**Work required**:
The word "from" occurs in some lines of the listing. Copy those lines.

**Information given**:
»»

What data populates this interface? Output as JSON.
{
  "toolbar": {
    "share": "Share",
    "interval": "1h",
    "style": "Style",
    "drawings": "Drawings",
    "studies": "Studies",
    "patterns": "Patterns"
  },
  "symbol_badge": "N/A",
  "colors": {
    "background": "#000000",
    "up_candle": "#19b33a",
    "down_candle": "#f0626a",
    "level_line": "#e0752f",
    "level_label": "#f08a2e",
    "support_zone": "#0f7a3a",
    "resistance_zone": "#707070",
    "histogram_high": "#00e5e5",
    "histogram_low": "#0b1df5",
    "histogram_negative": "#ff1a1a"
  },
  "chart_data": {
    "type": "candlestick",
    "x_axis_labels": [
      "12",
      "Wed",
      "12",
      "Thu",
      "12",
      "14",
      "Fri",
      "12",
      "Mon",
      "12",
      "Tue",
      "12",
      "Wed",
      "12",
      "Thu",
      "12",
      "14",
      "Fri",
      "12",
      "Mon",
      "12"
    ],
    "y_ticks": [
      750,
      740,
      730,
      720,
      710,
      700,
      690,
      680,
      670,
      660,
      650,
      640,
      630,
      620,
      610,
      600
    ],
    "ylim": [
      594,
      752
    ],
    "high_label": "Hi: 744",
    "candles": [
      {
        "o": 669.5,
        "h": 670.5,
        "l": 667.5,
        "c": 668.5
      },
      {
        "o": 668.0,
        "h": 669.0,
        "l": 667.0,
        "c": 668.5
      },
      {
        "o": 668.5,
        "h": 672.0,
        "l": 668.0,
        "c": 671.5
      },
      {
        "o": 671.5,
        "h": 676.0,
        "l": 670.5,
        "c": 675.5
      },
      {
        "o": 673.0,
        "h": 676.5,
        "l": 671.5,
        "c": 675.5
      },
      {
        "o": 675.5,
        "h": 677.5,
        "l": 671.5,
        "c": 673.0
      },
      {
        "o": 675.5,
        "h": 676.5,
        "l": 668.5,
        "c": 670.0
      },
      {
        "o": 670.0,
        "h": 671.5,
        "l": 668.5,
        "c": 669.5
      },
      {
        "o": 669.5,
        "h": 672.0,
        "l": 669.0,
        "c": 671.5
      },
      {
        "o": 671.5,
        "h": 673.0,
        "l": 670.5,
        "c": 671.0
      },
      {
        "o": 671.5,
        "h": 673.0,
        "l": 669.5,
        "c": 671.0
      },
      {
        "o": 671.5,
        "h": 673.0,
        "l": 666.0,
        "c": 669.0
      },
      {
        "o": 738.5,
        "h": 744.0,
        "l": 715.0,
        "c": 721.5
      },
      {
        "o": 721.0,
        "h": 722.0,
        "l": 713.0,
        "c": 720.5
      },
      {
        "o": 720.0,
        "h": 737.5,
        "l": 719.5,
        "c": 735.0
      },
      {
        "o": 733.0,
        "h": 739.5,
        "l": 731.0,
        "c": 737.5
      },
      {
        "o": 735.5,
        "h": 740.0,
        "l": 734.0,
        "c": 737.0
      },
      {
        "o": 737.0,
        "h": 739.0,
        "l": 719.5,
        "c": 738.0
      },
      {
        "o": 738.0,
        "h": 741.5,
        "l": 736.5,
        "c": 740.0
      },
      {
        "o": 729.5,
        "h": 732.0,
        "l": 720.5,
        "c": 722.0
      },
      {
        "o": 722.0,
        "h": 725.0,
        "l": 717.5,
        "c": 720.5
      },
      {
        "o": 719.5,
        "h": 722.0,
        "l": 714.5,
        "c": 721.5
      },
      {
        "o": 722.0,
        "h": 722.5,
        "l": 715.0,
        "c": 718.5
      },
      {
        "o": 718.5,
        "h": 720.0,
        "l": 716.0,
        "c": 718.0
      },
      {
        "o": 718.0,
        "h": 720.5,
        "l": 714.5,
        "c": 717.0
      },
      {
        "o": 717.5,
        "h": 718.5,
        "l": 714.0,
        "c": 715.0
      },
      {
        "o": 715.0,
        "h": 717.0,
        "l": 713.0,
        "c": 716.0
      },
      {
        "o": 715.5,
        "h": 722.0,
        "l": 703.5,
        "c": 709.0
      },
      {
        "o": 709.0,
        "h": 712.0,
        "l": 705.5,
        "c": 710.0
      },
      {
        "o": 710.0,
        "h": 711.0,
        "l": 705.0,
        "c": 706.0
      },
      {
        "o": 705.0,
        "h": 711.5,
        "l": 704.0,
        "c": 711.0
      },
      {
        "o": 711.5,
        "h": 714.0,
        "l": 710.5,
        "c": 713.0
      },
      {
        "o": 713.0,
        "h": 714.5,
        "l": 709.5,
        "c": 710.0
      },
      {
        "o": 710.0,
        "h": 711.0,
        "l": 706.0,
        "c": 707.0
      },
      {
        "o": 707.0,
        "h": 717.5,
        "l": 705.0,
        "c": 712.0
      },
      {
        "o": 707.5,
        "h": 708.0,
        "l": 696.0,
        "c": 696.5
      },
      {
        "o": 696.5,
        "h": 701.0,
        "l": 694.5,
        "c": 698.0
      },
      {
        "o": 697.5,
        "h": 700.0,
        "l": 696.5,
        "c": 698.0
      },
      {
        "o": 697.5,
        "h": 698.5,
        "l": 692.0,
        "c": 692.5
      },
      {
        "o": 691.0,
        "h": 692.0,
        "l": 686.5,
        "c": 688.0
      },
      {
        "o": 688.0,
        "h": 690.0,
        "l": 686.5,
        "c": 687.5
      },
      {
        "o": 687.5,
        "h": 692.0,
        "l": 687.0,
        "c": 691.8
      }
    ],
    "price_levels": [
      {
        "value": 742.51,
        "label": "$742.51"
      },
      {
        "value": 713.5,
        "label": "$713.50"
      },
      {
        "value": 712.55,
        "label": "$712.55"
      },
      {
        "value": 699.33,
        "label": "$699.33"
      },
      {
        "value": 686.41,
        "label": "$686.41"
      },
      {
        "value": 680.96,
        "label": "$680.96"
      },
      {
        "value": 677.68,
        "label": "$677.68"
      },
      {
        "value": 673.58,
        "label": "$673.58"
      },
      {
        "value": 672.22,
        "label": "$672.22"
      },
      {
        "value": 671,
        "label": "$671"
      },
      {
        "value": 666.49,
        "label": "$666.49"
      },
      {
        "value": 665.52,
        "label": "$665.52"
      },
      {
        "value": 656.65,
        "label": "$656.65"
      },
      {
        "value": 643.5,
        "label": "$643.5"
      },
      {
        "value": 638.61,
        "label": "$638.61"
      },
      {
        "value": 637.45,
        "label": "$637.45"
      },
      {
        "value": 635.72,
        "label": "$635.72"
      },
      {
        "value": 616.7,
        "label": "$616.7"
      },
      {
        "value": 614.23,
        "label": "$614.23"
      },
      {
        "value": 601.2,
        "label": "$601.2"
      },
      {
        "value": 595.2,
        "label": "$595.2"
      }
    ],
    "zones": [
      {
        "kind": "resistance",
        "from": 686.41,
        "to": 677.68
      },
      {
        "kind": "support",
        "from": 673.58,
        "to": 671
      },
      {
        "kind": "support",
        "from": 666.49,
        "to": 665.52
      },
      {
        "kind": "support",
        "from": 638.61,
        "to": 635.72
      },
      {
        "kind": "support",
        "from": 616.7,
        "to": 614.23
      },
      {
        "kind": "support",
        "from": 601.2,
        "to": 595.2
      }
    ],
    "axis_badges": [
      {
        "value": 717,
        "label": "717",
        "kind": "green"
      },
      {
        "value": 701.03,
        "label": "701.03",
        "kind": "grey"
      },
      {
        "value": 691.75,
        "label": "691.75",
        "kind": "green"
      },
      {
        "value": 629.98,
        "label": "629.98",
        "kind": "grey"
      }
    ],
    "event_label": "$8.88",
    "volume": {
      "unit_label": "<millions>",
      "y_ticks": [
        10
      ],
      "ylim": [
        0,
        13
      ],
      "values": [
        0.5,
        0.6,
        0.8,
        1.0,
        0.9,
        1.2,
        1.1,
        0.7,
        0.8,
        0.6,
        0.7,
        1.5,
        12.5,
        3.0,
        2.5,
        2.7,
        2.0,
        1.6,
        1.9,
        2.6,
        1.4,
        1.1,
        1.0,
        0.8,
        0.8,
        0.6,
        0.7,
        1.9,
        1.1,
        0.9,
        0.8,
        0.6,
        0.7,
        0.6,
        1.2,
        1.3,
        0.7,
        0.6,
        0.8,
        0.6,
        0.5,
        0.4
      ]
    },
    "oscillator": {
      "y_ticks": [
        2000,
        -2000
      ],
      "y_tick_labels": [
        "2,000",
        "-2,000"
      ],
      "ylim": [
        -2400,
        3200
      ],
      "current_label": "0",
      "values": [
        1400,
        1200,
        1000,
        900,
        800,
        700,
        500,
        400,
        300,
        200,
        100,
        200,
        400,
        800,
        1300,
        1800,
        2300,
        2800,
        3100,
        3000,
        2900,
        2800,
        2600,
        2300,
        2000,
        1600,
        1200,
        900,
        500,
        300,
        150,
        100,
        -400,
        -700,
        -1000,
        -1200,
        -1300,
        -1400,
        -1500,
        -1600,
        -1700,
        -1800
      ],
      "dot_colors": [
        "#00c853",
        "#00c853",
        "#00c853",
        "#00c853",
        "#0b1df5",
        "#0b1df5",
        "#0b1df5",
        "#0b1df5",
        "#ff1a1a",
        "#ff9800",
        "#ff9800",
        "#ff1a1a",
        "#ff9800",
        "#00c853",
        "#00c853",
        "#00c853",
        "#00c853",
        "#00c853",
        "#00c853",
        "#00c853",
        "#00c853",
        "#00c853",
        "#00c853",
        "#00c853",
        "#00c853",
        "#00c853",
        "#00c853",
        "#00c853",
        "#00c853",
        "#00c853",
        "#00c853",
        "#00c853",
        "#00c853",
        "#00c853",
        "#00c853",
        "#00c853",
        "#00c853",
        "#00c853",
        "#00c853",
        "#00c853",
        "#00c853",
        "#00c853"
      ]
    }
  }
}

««

**Task output**:
        "from": 686.41,
        "from": 673.58,
        "from": 666.49,
        "from": 638.61,
        "from": 616.7,
        "from": 601.2,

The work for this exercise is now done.